→ What this task involves
One figure is the whole answer: the number of lines below that contain the word "JSON".

→ Data for this exercise
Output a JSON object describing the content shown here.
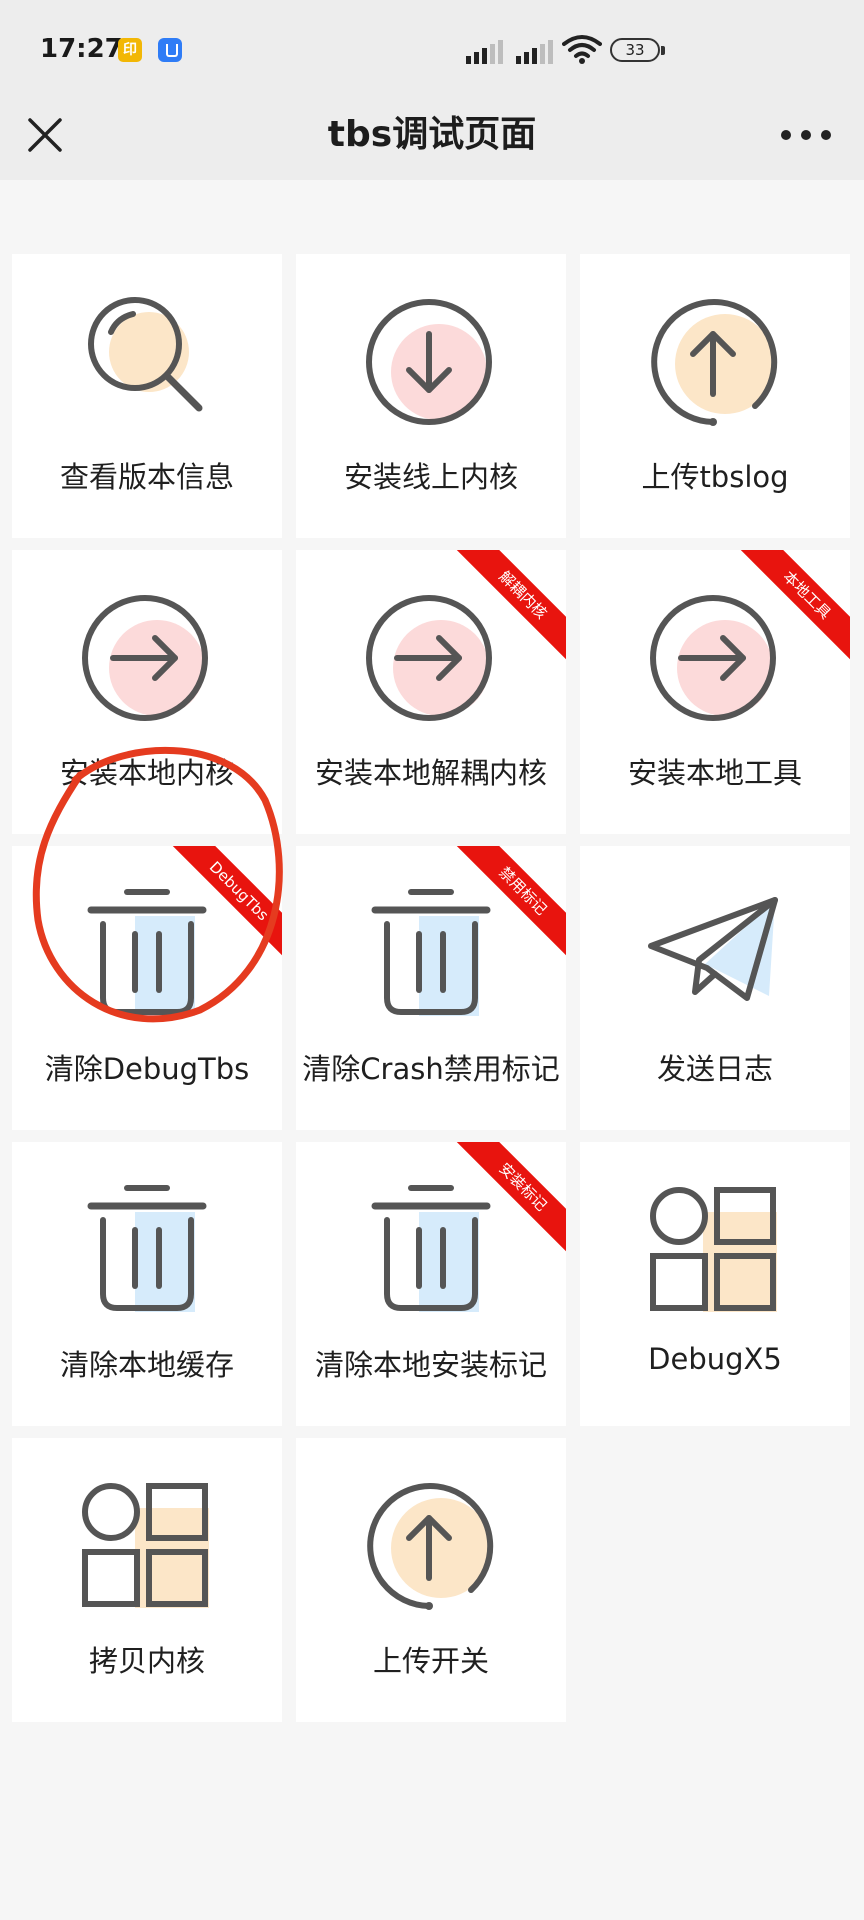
{
  "status_bar": {
    "time": "17:27",
    "app_icon_1": "印",
    "battery": "33"
  },
  "header": {
    "title": "tbs调试页面",
    "close_icon": "close-icon",
    "more_icon": "more-icon"
  },
  "tiles": [
    {
      "label": "查看版本信息",
      "icon": "search-icon",
      "ribbon": ""
    },
    {
      "label": "安装线上内核",
      "icon": "download-icon",
      "ribbon": ""
    },
    {
      "label": "上传tbslog",
      "icon": "upload-icon",
      "ribbon": ""
    },
    {
      "label": "安装本地内核",
      "icon": "arrow-right-icon",
      "ribbon": ""
    },
    {
      "label": "安装本地解耦内核",
      "icon": "arrow-right-icon",
      "ribbon": "解耦内核"
    },
    {
      "label": "安装本地工具",
      "icon": "arrow-right-icon",
      "ribbon": "本地工具"
    },
    {
      "label": "清除DebugTbs",
      "icon": "trash-icon",
      "ribbon": "DebugTbs"
    },
    {
      "label": "清除Crash禁用标记",
      "icon": "trash-icon",
      "ribbon": "禁用标记"
    },
    {
      "label": "发送日志",
      "icon": "send-icon",
      "ribbon": ""
    },
    {
      "label": "清除本地缓存",
      "icon": "trash-icon",
      "ribbon": ""
    },
    {
      "label": "清除本地安装标记",
      "icon": "trash-icon",
      "ribbon": "安装标记"
    },
    {
      "label": "DebugX5",
      "icon": "grid-icon",
      "ribbon": ""
    },
    {
      "label": "拷贝内核",
      "icon": "grid-icon",
      "ribbon": ""
    },
    {
      "label": "上传开关",
      "icon": "upload-icon",
      "ribbon": ""
    }
  ],
  "colors": {
    "ribbon": "#e8140e",
    "annotation": "#e53b1f",
    "icon_stroke": "#555555",
    "accent_peach": "#fce6c8",
    "accent_pink": "#fcdada",
    "accent_blue": "#d6ebfb"
  }
}
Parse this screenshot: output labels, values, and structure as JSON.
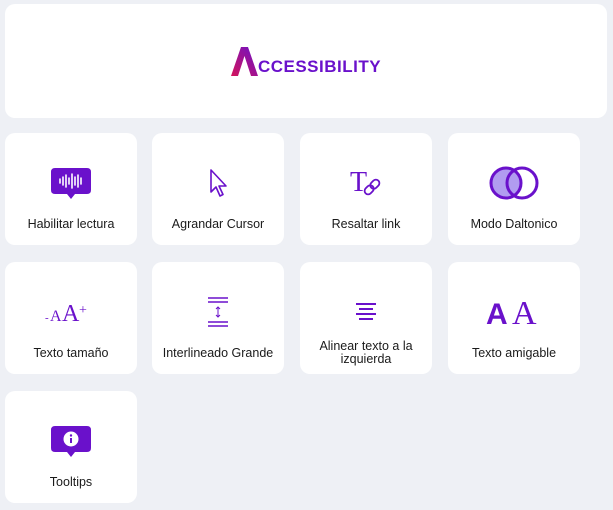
{
  "header": {
    "logo_text": "CCESSIBILITY",
    "brand_color": "#6a11cb"
  },
  "tiles": [
    {
      "label": "Habilitar lectura",
      "icon": "audio-message-icon"
    },
    {
      "label": "Agrandar Cursor",
      "icon": "cursor-icon"
    },
    {
      "label": "Resaltar link",
      "icon": "text-link-icon"
    },
    {
      "label": "Modo Daltonico",
      "icon": "overlapping-circles-icon"
    },
    {
      "label": "Texto tamaño",
      "icon": "text-size-icon"
    },
    {
      "label": "Interlineado Grande",
      "icon": "line-height-icon"
    },
    {
      "label": "Alinear texto a la izquierda",
      "icon": "align-text-icon"
    },
    {
      "label": "Texto amigable",
      "icon": "friendly-font-icon"
    },
    {
      "label": "Tooltips",
      "icon": "info-bubble-icon"
    }
  ]
}
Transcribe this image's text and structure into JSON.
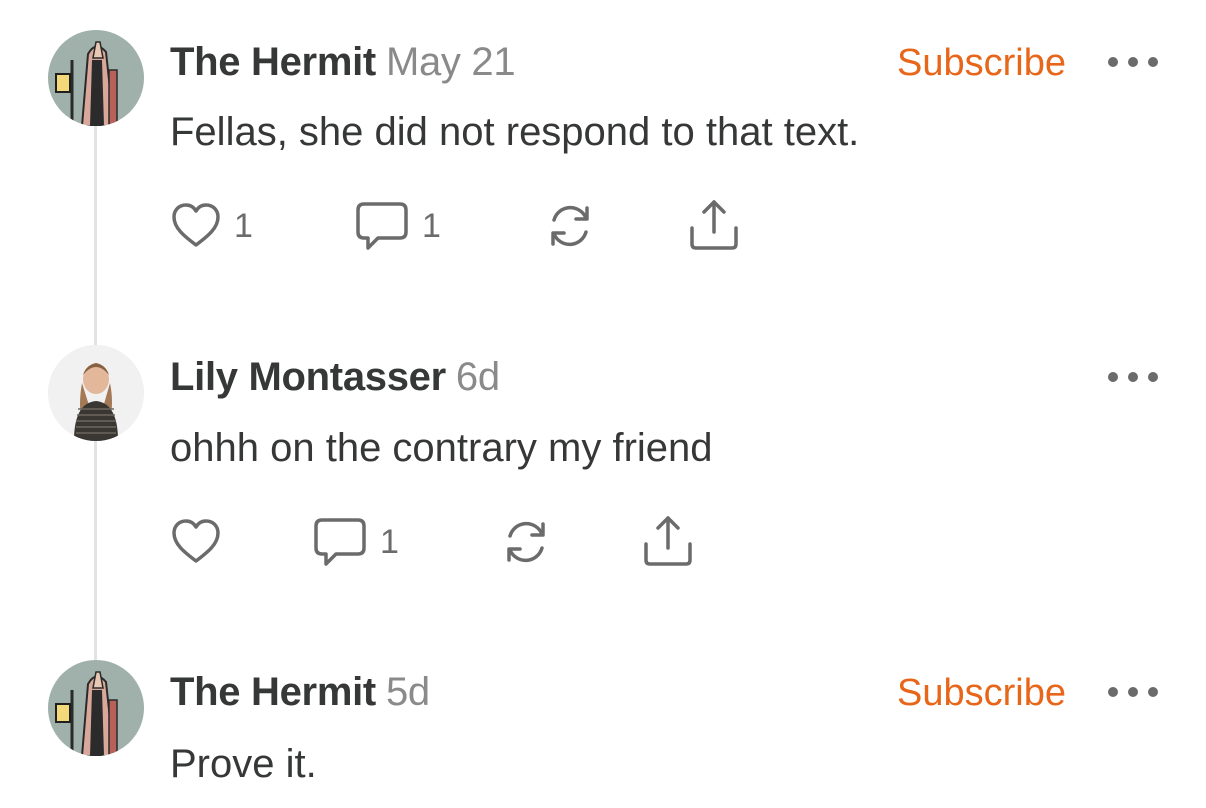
{
  "comments": [
    {
      "author": "The Hermit",
      "date": "May 21",
      "subscribe_label": "Subscribe",
      "text": "Fellas, she did not respond to that text.",
      "like_count": "1",
      "reply_count": "1"
    },
    {
      "author": "Lily Montasser",
      "date": "6d",
      "text": "ohhh on the contrary my friend",
      "reply_count": "1"
    },
    {
      "author": "The Hermit",
      "date": "5d",
      "subscribe_label": "Subscribe",
      "text": "Prove it."
    }
  ],
  "icons": {
    "like": "heart-icon",
    "reply": "speech-bubble-icon",
    "restack": "refresh-icon",
    "share": "share-icon",
    "more": "more-horizontal-icon"
  },
  "colors": {
    "accent": "#e8661a",
    "text": "#363737",
    "muted": "#8a8a8a",
    "icon": "#6b6b6b",
    "thread_line": "#e3e3e3"
  }
}
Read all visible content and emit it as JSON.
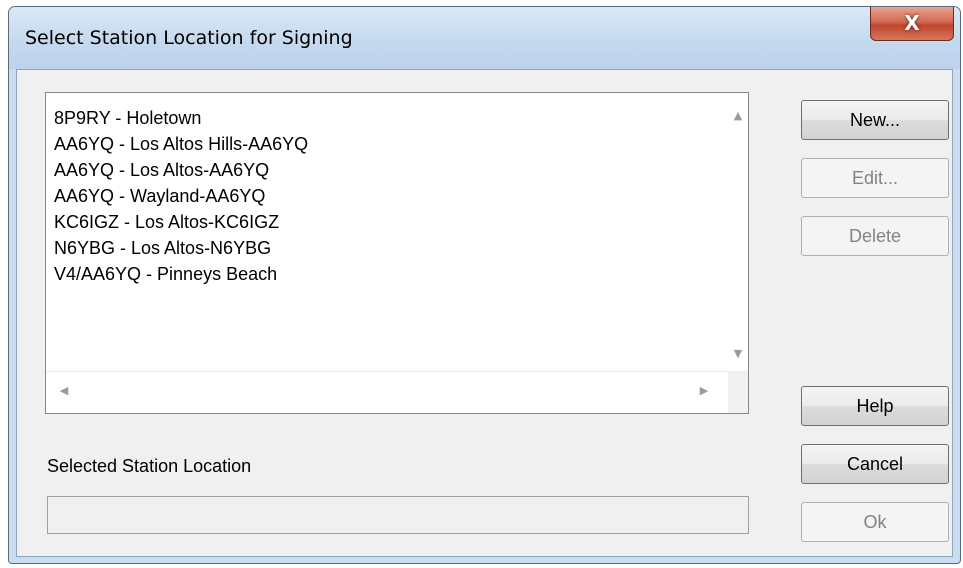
{
  "window": {
    "title": "Select Station Location for Signing",
    "close_label": "X"
  },
  "station_list": {
    "items": [
      "8P9RY - Holetown",
      "AA6YQ - Los Altos Hills-AA6YQ",
      "AA6YQ - Los Altos-AA6YQ",
      "AA6YQ - Wayland-AA6YQ",
      "KC6IGZ - Los Altos-KC6IGZ",
      "N6YBG - Los Altos-N6YBG",
      "V4/AA6YQ - Pinneys Beach"
    ],
    "scroll_up_icon": "▲",
    "scroll_down_icon": "▼",
    "scroll_left_icon": "◀",
    "scroll_right_icon": "▶"
  },
  "buttons": {
    "new_label": "New...",
    "edit_label": "Edit...",
    "delete_label": "Delete",
    "help_label": "Help",
    "cancel_label": "Cancel",
    "ok_label": "Ok"
  },
  "selected": {
    "label": "Selected Station Location",
    "value": ""
  },
  "colors": {
    "frame": "#c9dcf0",
    "client": "#f0f0f0",
    "close_button": "#c7503a",
    "disabled_text": "#838383"
  }
}
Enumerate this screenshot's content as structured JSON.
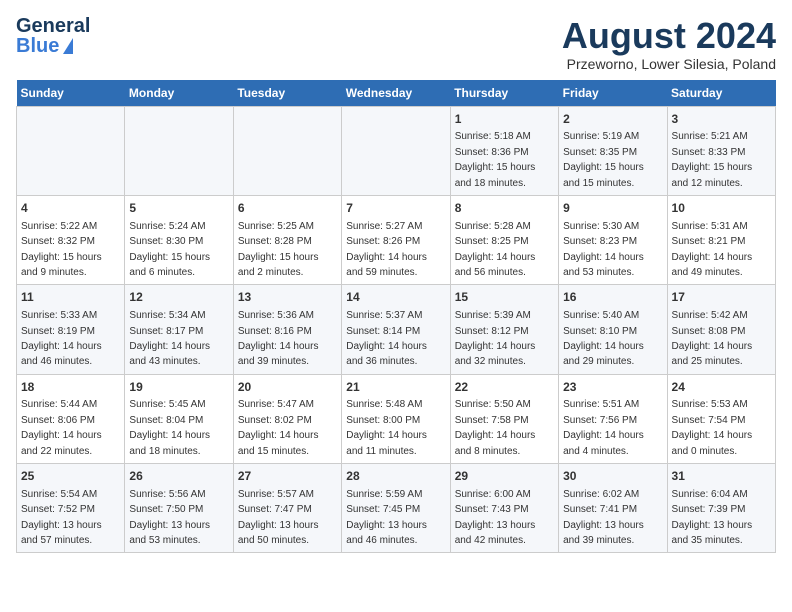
{
  "logo": {
    "general": "General",
    "blue": "Blue"
  },
  "header": {
    "title": "August 2024",
    "subtitle": "Przeworno, Lower Silesia, Poland"
  },
  "weekdays": [
    "Sunday",
    "Monday",
    "Tuesday",
    "Wednesday",
    "Thursday",
    "Friday",
    "Saturday"
  ],
  "weeks": [
    [
      {
        "day": "",
        "info": ""
      },
      {
        "day": "",
        "info": ""
      },
      {
        "day": "",
        "info": ""
      },
      {
        "day": "",
        "info": ""
      },
      {
        "day": "1",
        "info": "Sunrise: 5:18 AM\nSunset: 8:36 PM\nDaylight: 15 hours\nand 18 minutes."
      },
      {
        "day": "2",
        "info": "Sunrise: 5:19 AM\nSunset: 8:35 PM\nDaylight: 15 hours\nand 15 minutes."
      },
      {
        "day": "3",
        "info": "Sunrise: 5:21 AM\nSunset: 8:33 PM\nDaylight: 15 hours\nand 12 minutes."
      }
    ],
    [
      {
        "day": "4",
        "info": "Sunrise: 5:22 AM\nSunset: 8:32 PM\nDaylight: 15 hours\nand 9 minutes."
      },
      {
        "day": "5",
        "info": "Sunrise: 5:24 AM\nSunset: 8:30 PM\nDaylight: 15 hours\nand 6 minutes."
      },
      {
        "day": "6",
        "info": "Sunrise: 5:25 AM\nSunset: 8:28 PM\nDaylight: 15 hours\nand 2 minutes."
      },
      {
        "day": "7",
        "info": "Sunrise: 5:27 AM\nSunset: 8:26 PM\nDaylight: 14 hours\nand 59 minutes."
      },
      {
        "day": "8",
        "info": "Sunrise: 5:28 AM\nSunset: 8:25 PM\nDaylight: 14 hours\nand 56 minutes."
      },
      {
        "day": "9",
        "info": "Sunrise: 5:30 AM\nSunset: 8:23 PM\nDaylight: 14 hours\nand 53 minutes."
      },
      {
        "day": "10",
        "info": "Sunrise: 5:31 AM\nSunset: 8:21 PM\nDaylight: 14 hours\nand 49 minutes."
      }
    ],
    [
      {
        "day": "11",
        "info": "Sunrise: 5:33 AM\nSunset: 8:19 PM\nDaylight: 14 hours\nand 46 minutes."
      },
      {
        "day": "12",
        "info": "Sunrise: 5:34 AM\nSunset: 8:17 PM\nDaylight: 14 hours\nand 43 minutes."
      },
      {
        "day": "13",
        "info": "Sunrise: 5:36 AM\nSunset: 8:16 PM\nDaylight: 14 hours\nand 39 minutes."
      },
      {
        "day": "14",
        "info": "Sunrise: 5:37 AM\nSunset: 8:14 PM\nDaylight: 14 hours\nand 36 minutes."
      },
      {
        "day": "15",
        "info": "Sunrise: 5:39 AM\nSunset: 8:12 PM\nDaylight: 14 hours\nand 32 minutes."
      },
      {
        "day": "16",
        "info": "Sunrise: 5:40 AM\nSunset: 8:10 PM\nDaylight: 14 hours\nand 29 minutes."
      },
      {
        "day": "17",
        "info": "Sunrise: 5:42 AM\nSunset: 8:08 PM\nDaylight: 14 hours\nand 25 minutes."
      }
    ],
    [
      {
        "day": "18",
        "info": "Sunrise: 5:44 AM\nSunset: 8:06 PM\nDaylight: 14 hours\nand 22 minutes."
      },
      {
        "day": "19",
        "info": "Sunrise: 5:45 AM\nSunset: 8:04 PM\nDaylight: 14 hours\nand 18 minutes."
      },
      {
        "day": "20",
        "info": "Sunrise: 5:47 AM\nSunset: 8:02 PM\nDaylight: 14 hours\nand 15 minutes."
      },
      {
        "day": "21",
        "info": "Sunrise: 5:48 AM\nSunset: 8:00 PM\nDaylight: 14 hours\nand 11 minutes."
      },
      {
        "day": "22",
        "info": "Sunrise: 5:50 AM\nSunset: 7:58 PM\nDaylight: 14 hours\nand 8 minutes."
      },
      {
        "day": "23",
        "info": "Sunrise: 5:51 AM\nSunset: 7:56 PM\nDaylight: 14 hours\nand 4 minutes."
      },
      {
        "day": "24",
        "info": "Sunrise: 5:53 AM\nSunset: 7:54 PM\nDaylight: 14 hours\nand 0 minutes."
      }
    ],
    [
      {
        "day": "25",
        "info": "Sunrise: 5:54 AM\nSunset: 7:52 PM\nDaylight: 13 hours\nand 57 minutes."
      },
      {
        "day": "26",
        "info": "Sunrise: 5:56 AM\nSunset: 7:50 PM\nDaylight: 13 hours\nand 53 minutes."
      },
      {
        "day": "27",
        "info": "Sunrise: 5:57 AM\nSunset: 7:47 PM\nDaylight: 13 hours\nand 50 minutes."
      },
      {
        "day": "28",
        "info": "Sunrise: 5:59 AM\nSunset: 7:45 PM\nDaylight: 13 hours\nand 46 minutes."
      },
      {
        "day": "29",
        "info": "Sunrise: 6:00 AM\nSunset: 7:43 PM\nDaylight: 13 hours\nand 42 minutes."
      },
      {
        "day": "30",
        "info": "Sunrise: 6:02 AM\nSunset: 7:41 PM\nDaylight: 13 hours\nand 39 minutes."
      },
      {
        "day": "31",
        "info": "Sunrise: 6:04 AM\nSunset: 7:39 PM\nDaylight: 13 hours\nand 35 minutes."
      }
    ]
  ]
}
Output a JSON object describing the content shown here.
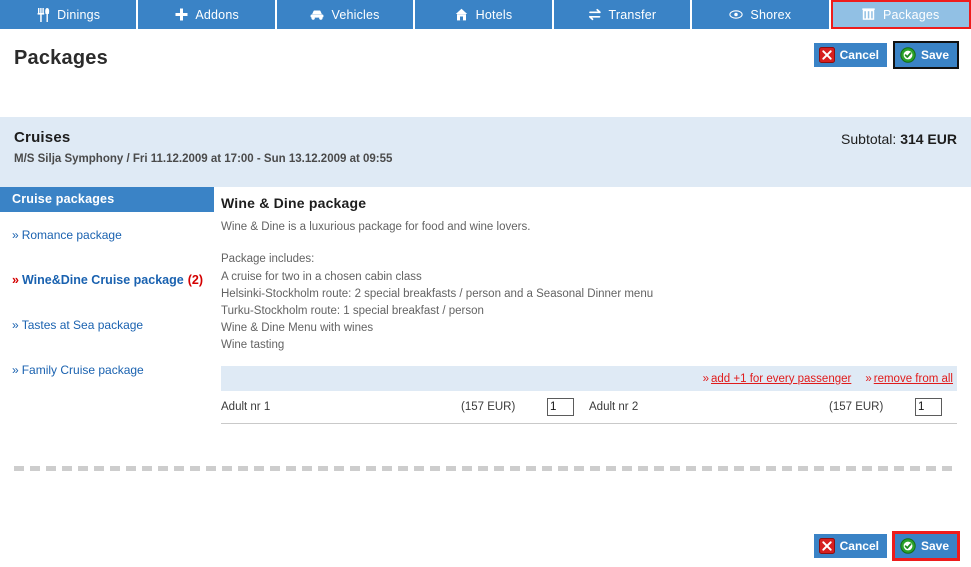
{
  "tabs": [
    {
      "label": "Dinings",
      "icon": "fork-knife-icon",
      "active": false
    },
    {
      "label": "Addons",
      "icon": "plus-icon",
      "active": false
    },
    {
      "label": "Vehicles",
      "icon": "car-icon",
      "active": false
    },
    {
      "label": "Hotels",
      "icon": "hotel-icon",
      "active": false
    },
    {
      "label": "Transfer",
      "icon": "transfer-arrows-icon",
      "active": false
    },
    {
      "label": "Shorex",
      "icon": "eye-icon",
      "active": false
    },
    {
      "label": "Packages",
      "icon": "package-icon",
      "active": true
    }
  ],
  "page": {
    "title": "Packages"
  },
  "toolbar": {
    "cancel_label": "Cancel",
    "save_label": "Save"
  },
  "cruise": {
    "title": "Cruises",
    "subtitle": "M/S Silja Symphony / Fri 11.12.2009 at 17:00 - Sun 13.12.2009 at 09:55",
    "subtotal_label": "Subtotal:",
    "subtotal_value": "314 EUR"
  },
  "sidebar": {
    "header": "Cruise packages",
    "items": [
      {
        "label": "Romance package",
        "count": "",
        "active": false
      },
      {
        "label": "Wine&Dine Cruise package",
        "count": "(2)",
        "active": true
      },
      {
        "label": "Tastes at Sea package",
        "count": "",
        "active": false
      },
      {
        "label": "Family Cruise package",
        "count": "",
        "active": false
      }
    ]
  },
  "package": {
    "title": "Wine & Dine package",
    "description": "Wine & Dine is a luxurious package for food and wine lovers.",
    "includes_label": "Package includes:",
    "includes": [
      "A cruise for two in a chosen cabin class",
      "Helsinki-Stockholm route: 2 special breakfasts / person and a Seasonal Dinner menu",
      "Turku-Stockholm route: 1 special breakfast / person",
      "Wine & Dine Menu with wines",
      "Wine tasting"
    ]
  },
  "actions": {
    "add_all_label": "add +1 for every passenger",
    "remove_all_label": "remove from all"
  },
  "passengers": [
    {
      "name": "Adult nr 1",
      "price": "(157 EUR)",
      "qty": "1"
    },
    {
      "name": "Adult nr 2",
      "price": "(157 EUR)",
      "qty": "1"
    }
  ],
  "colors": {
    "tab_blue": "#3a83c6",
    "tab_active_blue": "#91c0e4",
    "focus_red": "#ee1c1c",
    "band_blue": "#dfeaf5",
    "link_blue": "#1a62b0",
    "link_red": "#e01b1b"
  }
}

→ Answer to the problem
6